One of the most useful medications we can give patients who have severe COVID-19 is steroids, such as dexamethasone. Steroids, while important in treating the overreaction of the immune system, can increase insulin production by the pancreas to such a level that cells stop responding to it – another form of insulin resistance and subsequent high blood sugars.

Diabetes and COVID

The double whammy in all this is that multiple studies have shown that those living with any type of diabetes are at increased risk of becoming seriously ill should they contract COVID. In fact, a recent study showed they were up to three times more likely to be critically or severely ill compared to those without diabetes should they contract COVID. With re-infections being an ongoing issue, developing diabetes as a possible consequence of COVID will then put these people at risk of becoming seriously ill should they get it again. The best protection for them, aside from mitigations from avoiding getting infected, is trying to get the best possible control of their blood sugars, as it is high blood sugars and subsequent high levels of insulin that lead to many of the complications.

There are, of course, scientists who remain unconvinced about the link between COVID-19 and diabetes, saying that those most likely to develop high blood sugars during infection and onwards are likely to have been at high risk of developing diabetes anyway, and the infection simply pushed them over the edge.
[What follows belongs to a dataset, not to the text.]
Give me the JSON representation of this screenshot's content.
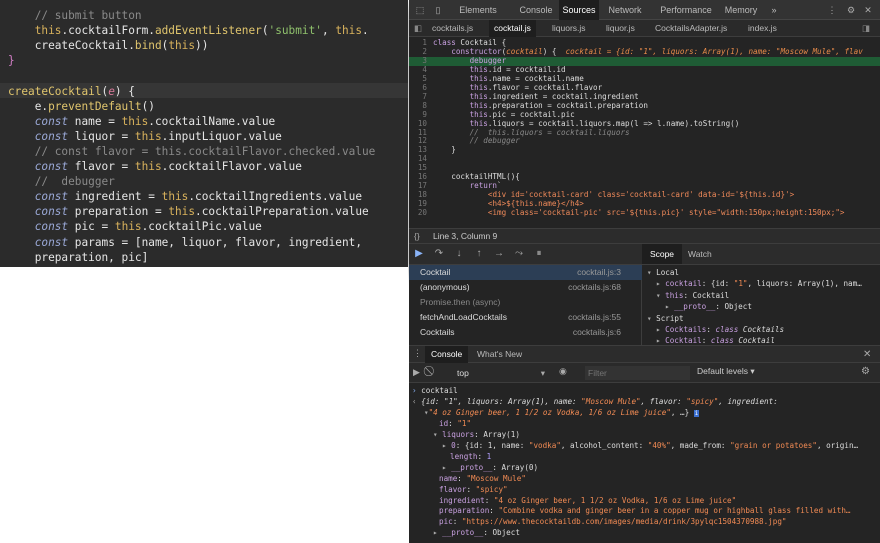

This is similar to what is seen in pregnant women who develop gestational diabetes (diabetes in pregnancy); they are usually women with risk factors such as being of certain ethnicities, having a family history of the illness, or being overweight. Although they remain at high risk of diabetes after birth and need monitoring, many return to normal blood sugar levels without the need for further treatment after the baby is born.

We do not know the long-term effects of diabetes triggered by a COVID-19 infection, but one study showed a third of the people who had new high blood sugar levels during a coronavirus infection remained that way for at least six months after their recovery. It may be that the SARS-CoV-2 virus also affects the other functions of the pancreas, such as its role in producing digestive enzymes.

Data is being collected by a team at King’s College London to try and understand the broader implications of COVID-19 and the pancreas. It has long been suspected – though never proven – that Type 1 diabetes, which usually comes on in younger people and is associated with the failure of the pancreas to produce insulin, is caused by an over-responsive immune reaction, possibly to a viral infection. If researchers can show a causation effect between COVID-19 and diabetes, then this may help support that theory and help us understand the causes of Type 1 diabetes in general.

The truth is we are learning about the coronavirus and its effects on the body in real time. It looks possible that there is a link between the virus and diabetes; whether or not that is a direct link will take a number of years and studies to determine, but until then doctors will continue to monitor the blood sugar levels of those who are admitted to hospital with COVID-19.

Source: Al Jazeera